Taking the time to hit the market, filling the cart with a colorful assortment of fruits and vegetables is unattractive to many, and the words “organic” sound expensive. In reality, purchasing these foods which can get prepared and frozen, and yield many meals, saves both our health and time in the long run.
One easy type of meal to focus on which functions as a “one-pot meal,” or a dish that includes vegetables, healing broth, and lean proteins of your choice is bone broth. By preparing bone broth, you have an amazing base to your meals which will last up to a week in your refrigerator, and up to six months in your freezer. You can freeze this broth, and have an instant meal-base at your fingertips, drinking it as is or adding a few spices and simple vegetables. To make the bone broth, you may also buy meats with the bones-in, which will also yield protein for other meals.

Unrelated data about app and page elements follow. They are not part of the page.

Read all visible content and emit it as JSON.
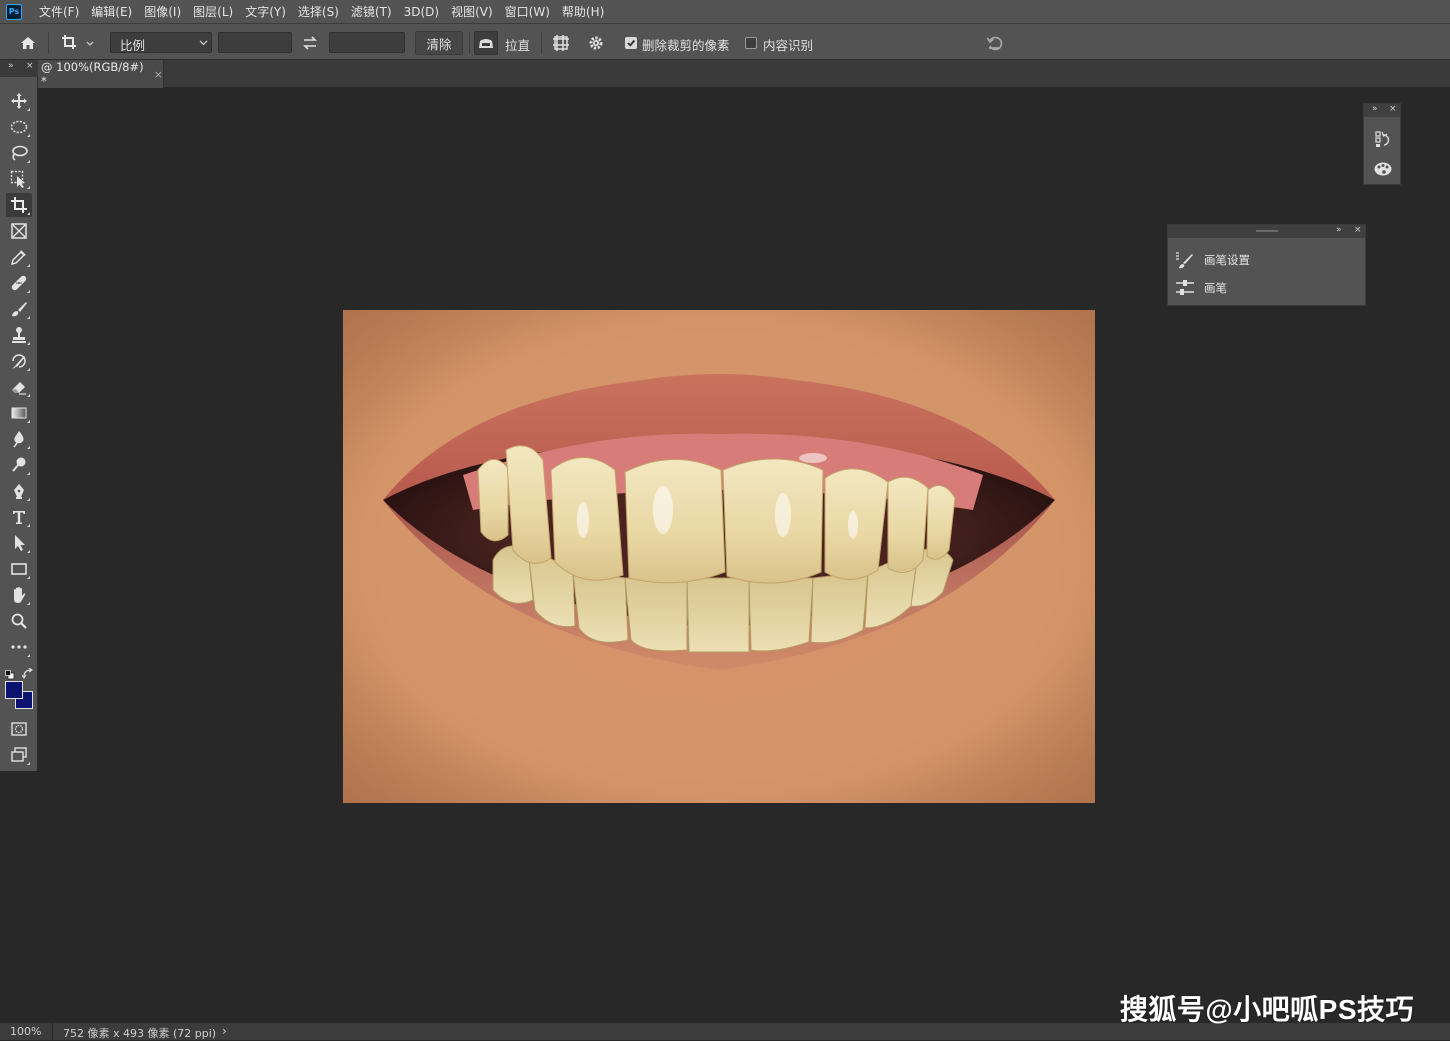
{
  "menubar": {
    "logo": "Ps",
    "items": [
      "文件(F)",
      "编辑(E)",
      "图像(I)",
      "图层(L)",
      "文字(Y)",
      "选择(S)",
      "滤镜(T)",
      "3D(D)",
      "视图(V)",
      "窗口(W)",
      "帮助(H)"
    ]
  },
  "options": {
    "ratio_select": "比例",
    "width_value": "",
    "height_value": "",
    "clear_label": "清除",
    "straighten_label": "拉直",
    "delete_cropped_label": "删除裁剪的像素",
    "delete_cropped_checked": true,
    "content_aware_label": "内容识别",
    "content_aware_checked": false
  },
  "document": {
    "tab_title": "@ 100%(RGB/8#) *",
    "tab_close": "×"
  },
  "toolbar": {
    "foreground_color": "#0b1270",
    "background_color": "#0b1270"
  },
  "panels": {
    "brush_panel": {
      "items": [
        "画笔设置",
        "画笔"
      ]
    }
  },
  "status": {
    "zoom": "100%",
    "doc_info": "752 像素 x 493 像素 (72 ppi)",
    "arrow": "›"
  },
  "watermark": "搜狐号@小吧呱PS技巧"
}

For example, the average cost of a whole chicken is nine dollars and contains approximately 12 ounces. Three to four ounces of chicken at a meal is healthy for digestion and metabolic function, which means this chicken will provide three to four meals. By using the bones to make a simple bone broth base, you end up with several quarts of broth to freeze for later use. Comparing this to the lower-end chain restaurant meal, according to Business Insider, your cost on average is twelve dollars, yielding only one meal.

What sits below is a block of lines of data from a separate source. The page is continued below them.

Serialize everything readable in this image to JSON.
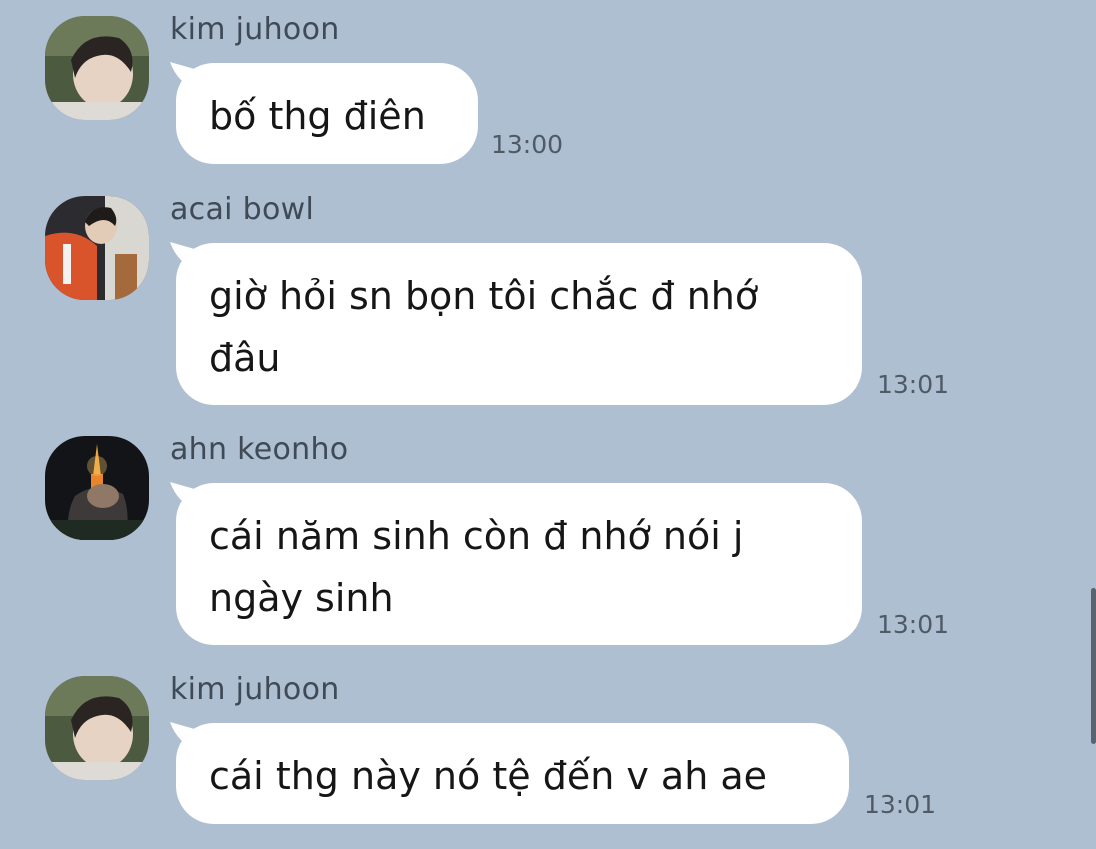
{
  "messages": [
    {
      "sender": "kim juhoon",
      "avatar": "avatar-kim-juhoon",
      "text": "bố thg điên",
      "time": "13:00"
    },
    {
      "sender": "acai bowl",
      "avatar": "avatar-acai-bowl",
      "text": "giờ hỏi sn bọn tôi chắc đ nhớ\nđâu",
      "time": "13:01"
    },
    {
      "sender": "ahn keonho",
      "avatar": "avatar-ahn-keonho",
      "text": "cái năm sinh còn đ nhớ nói j\nngày sinh",
      "time": "13:01"
    },
    {
      "sender": "kim juhoon",
      "avatar": "avatar-kim-juhoon",
      "text": "cái thg này nó tệ đến v ah ae",
      "time": "13:01"
    }
  ],
  "colors": {
    "background": "#aebfd1",
    "bubble": "#ffffff",
    "sender_text": "#3f4a56",
    "time_text": "#4f5a66"
  }
}
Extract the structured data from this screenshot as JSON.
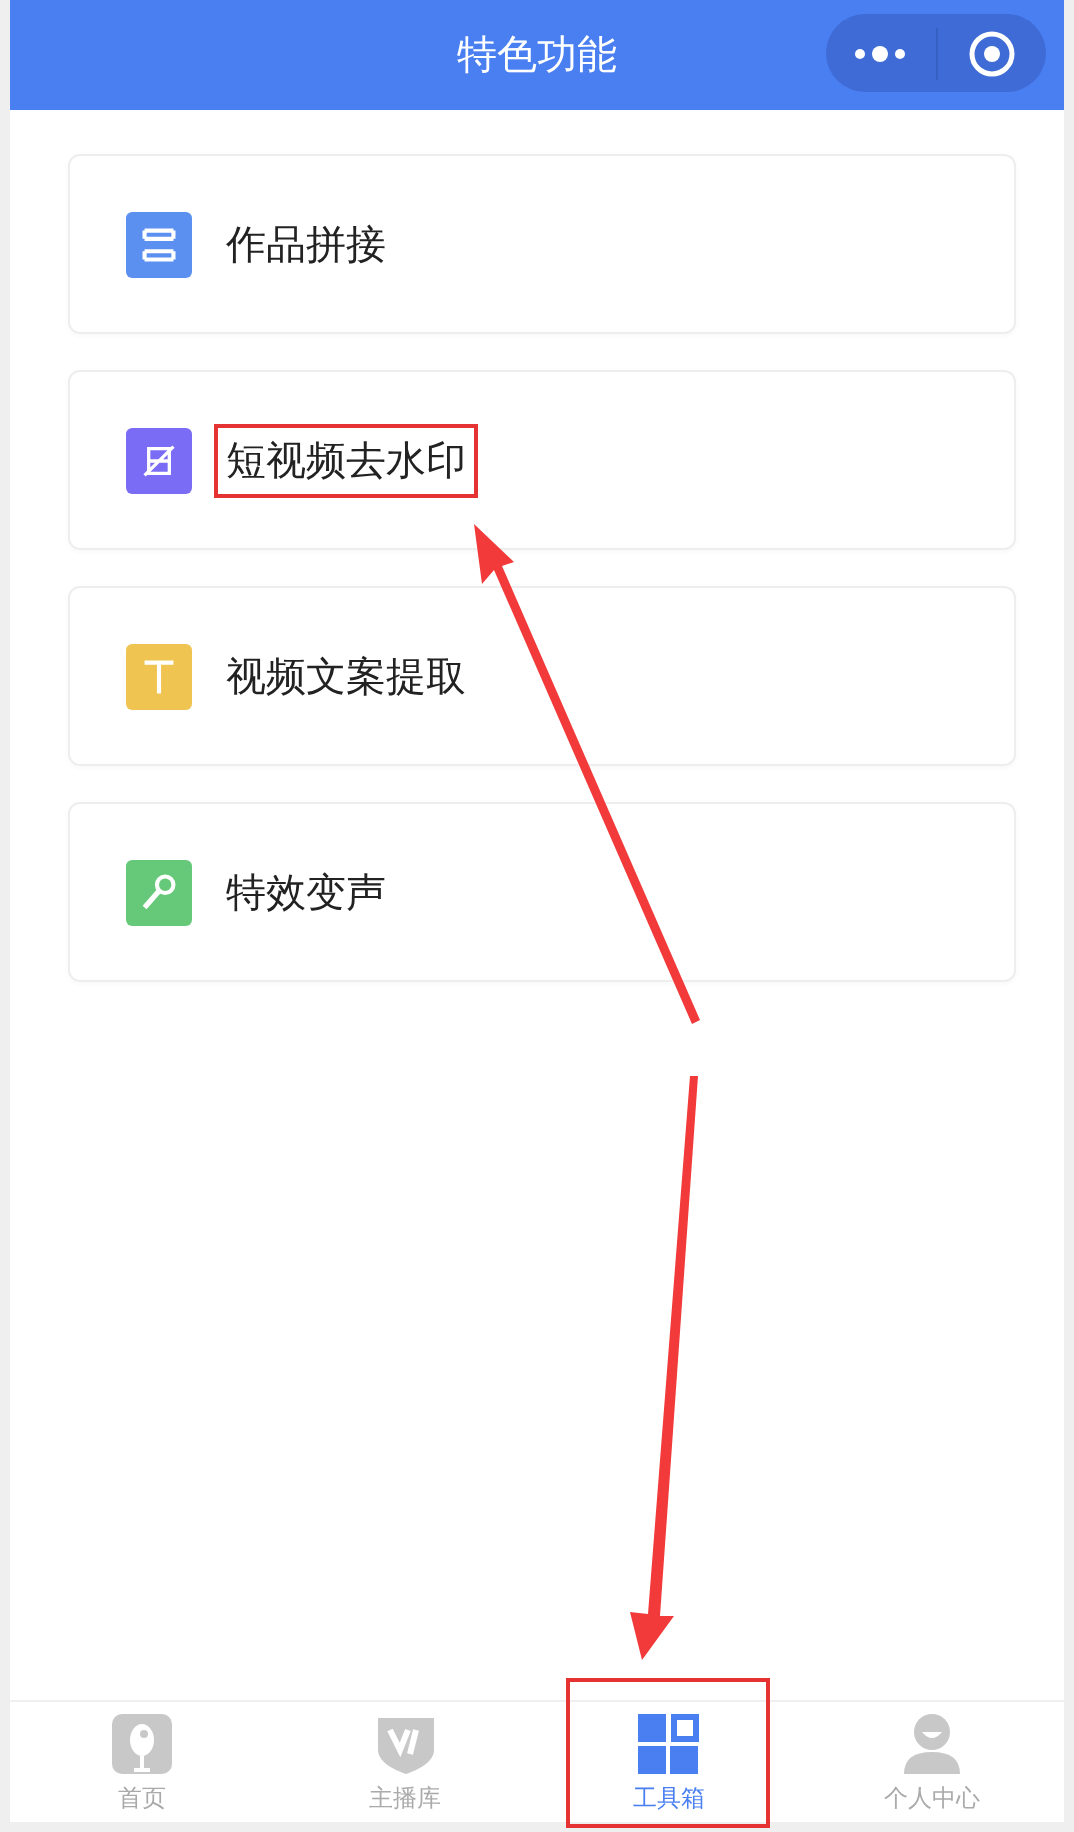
{
  "header": {
    "title": "特色功能"
  },
  "features": [
    {
      "label": "作品拼接",
      "color": "#5b8ff0",
      "highlighted": false
    },
    {
      "label": "短视频去水印",
      "color": "#7b6cf6",
      "highlighted": true
    },
    {
      "label": "视频文案提取",
      "color": "#f0c451",
      "highlighted": false
    },
    {
      "label": "特效变声",
      "color": "#66c97a",
      "highlighted": false
    }
  ],
  "tabs": [
    {
      "label": "首页",
      "selected": false,
      "highlighted": false
    },
    {
      "label": "主播库",
      "selected": false,
      "highlighted": false
    },
    {
      "label": "工具箱",
      "selected": true,
      "highlighted": true
    },
    {
      "label": "个人中心",
      "selected": false,
      "highlighted": false
    }
  ]
}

The health benefits of bone broth are numerous and have historical roots in healing. In the nineteenth century, bone broth was a treatment for the sick, but as the twentieth century approached, farmers wanted to use every bit of their livestock to feed their families (Wilson, 2016).
Today, bone broth is still considered a healing remedy, and a few key benefits include:

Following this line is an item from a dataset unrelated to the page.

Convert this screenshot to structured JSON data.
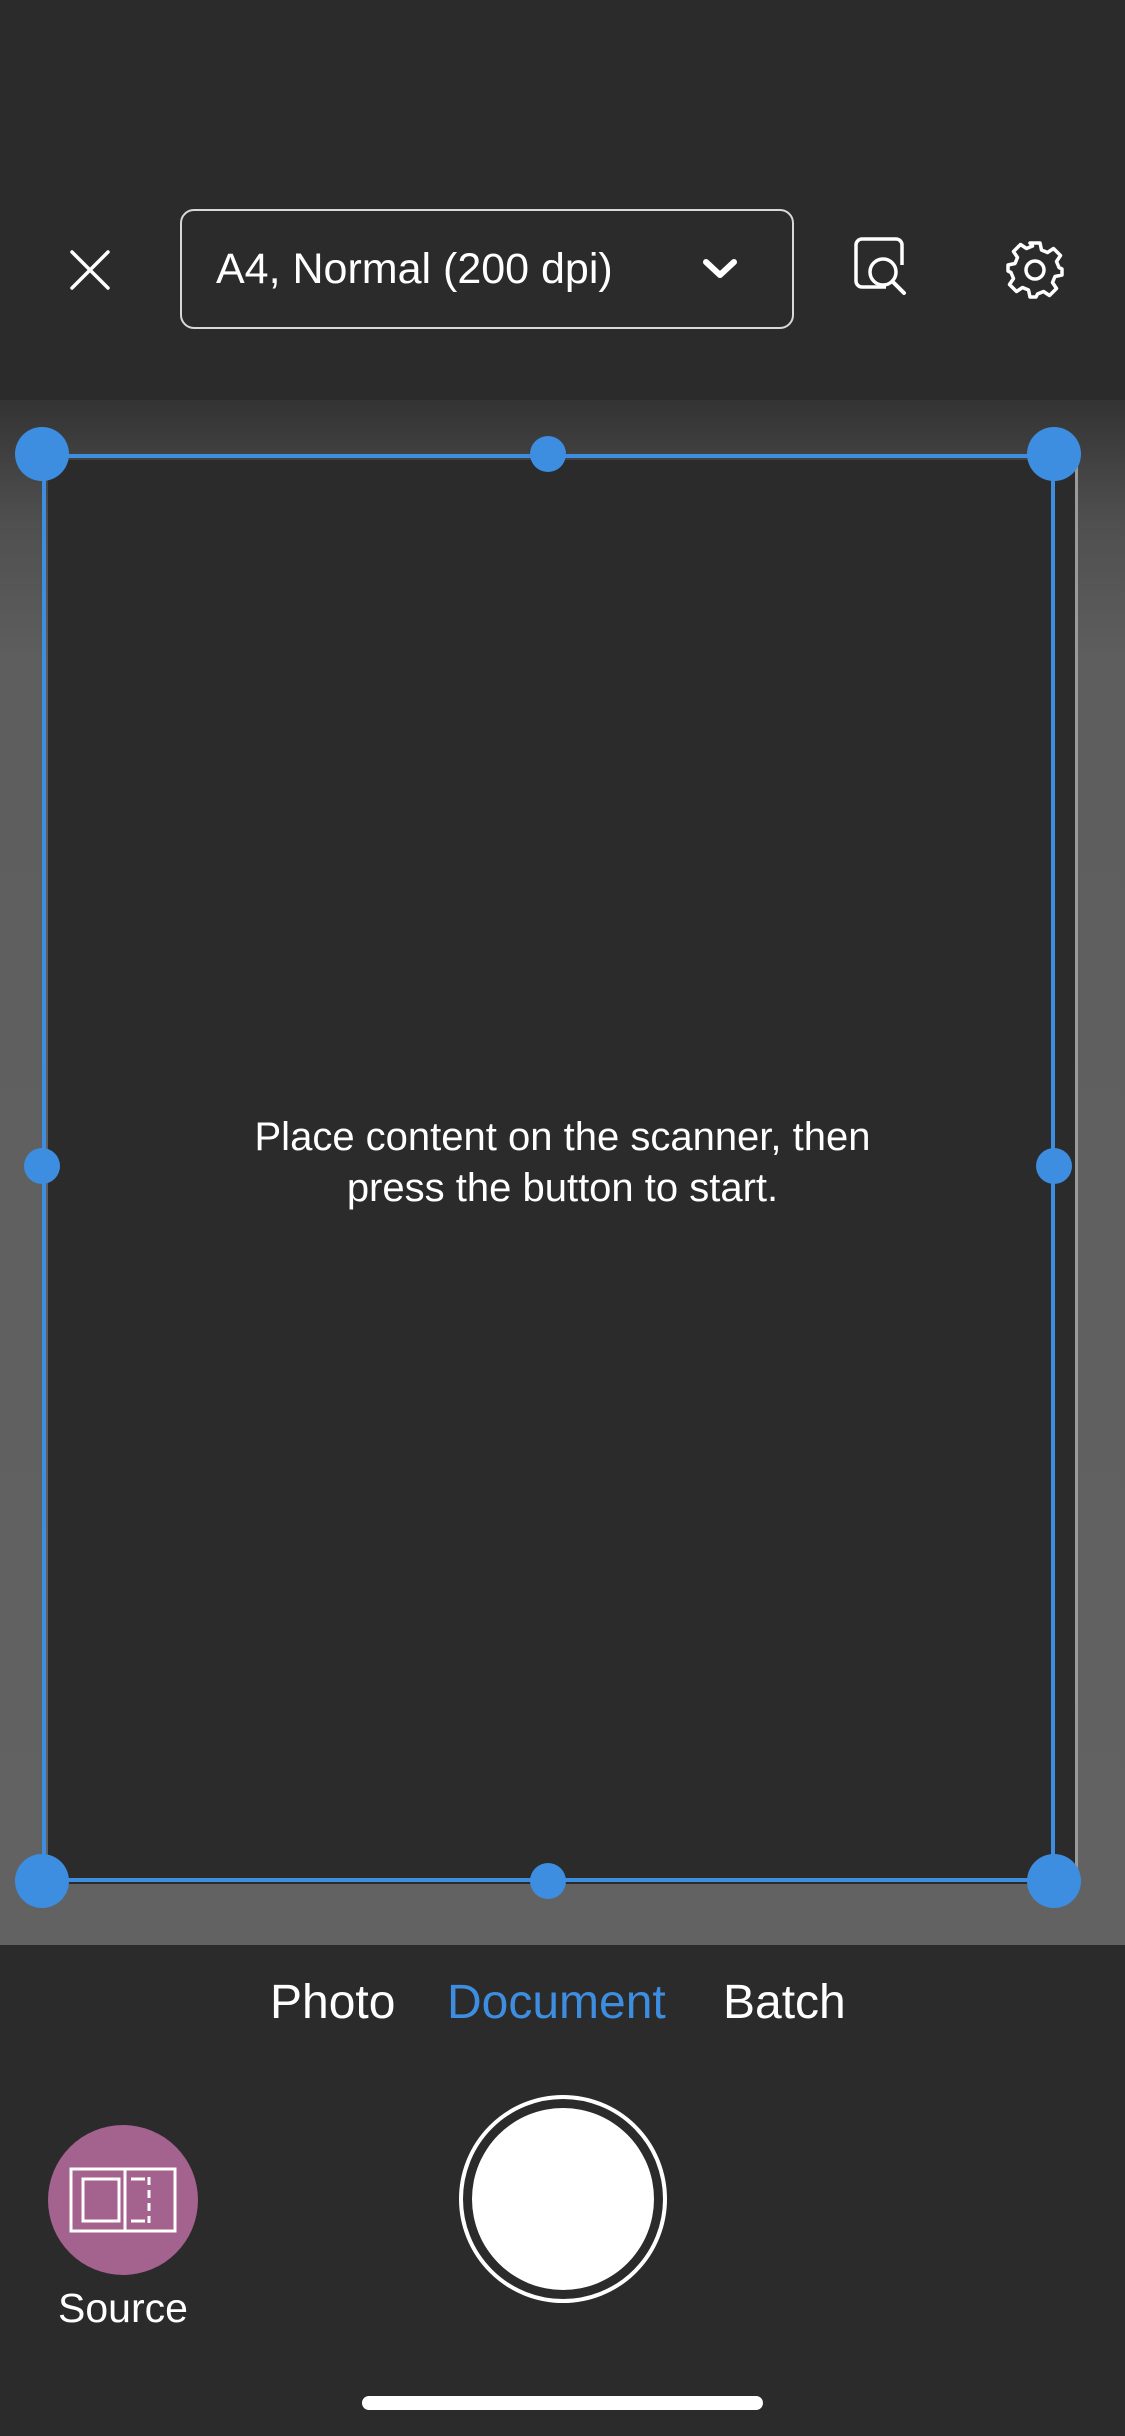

Perhaps Ralph Waldo Emerson summed up the concept of eating healthy best in his book The Conduct of Life by stating, “Those who think they have no time for healthy eating, will sooner or later have to find time for illness.” Illness is also a cost but food can act as a preventative measure.
Here is recipe you can make if you are feeling a bit under the weather and need some immune-boosting properties and warmth and nourishment for your body. Note the bone broth is made ahead of time and takes time; for increased extraction of nutrients 24-48 hours is sufficient, although this depends on the type of bone you use. The simplicity of this base allows you to add different vegetables and proteins depending on your taste and what you have available:
*You can add a squeeze of lemon juice for an additional pop of Vitamin C
Here is a pick of mine, and I have added a lean protein source, with celery and carrots. With the flu running rampant, this is a perfect remedy!
Yours in health and fitness,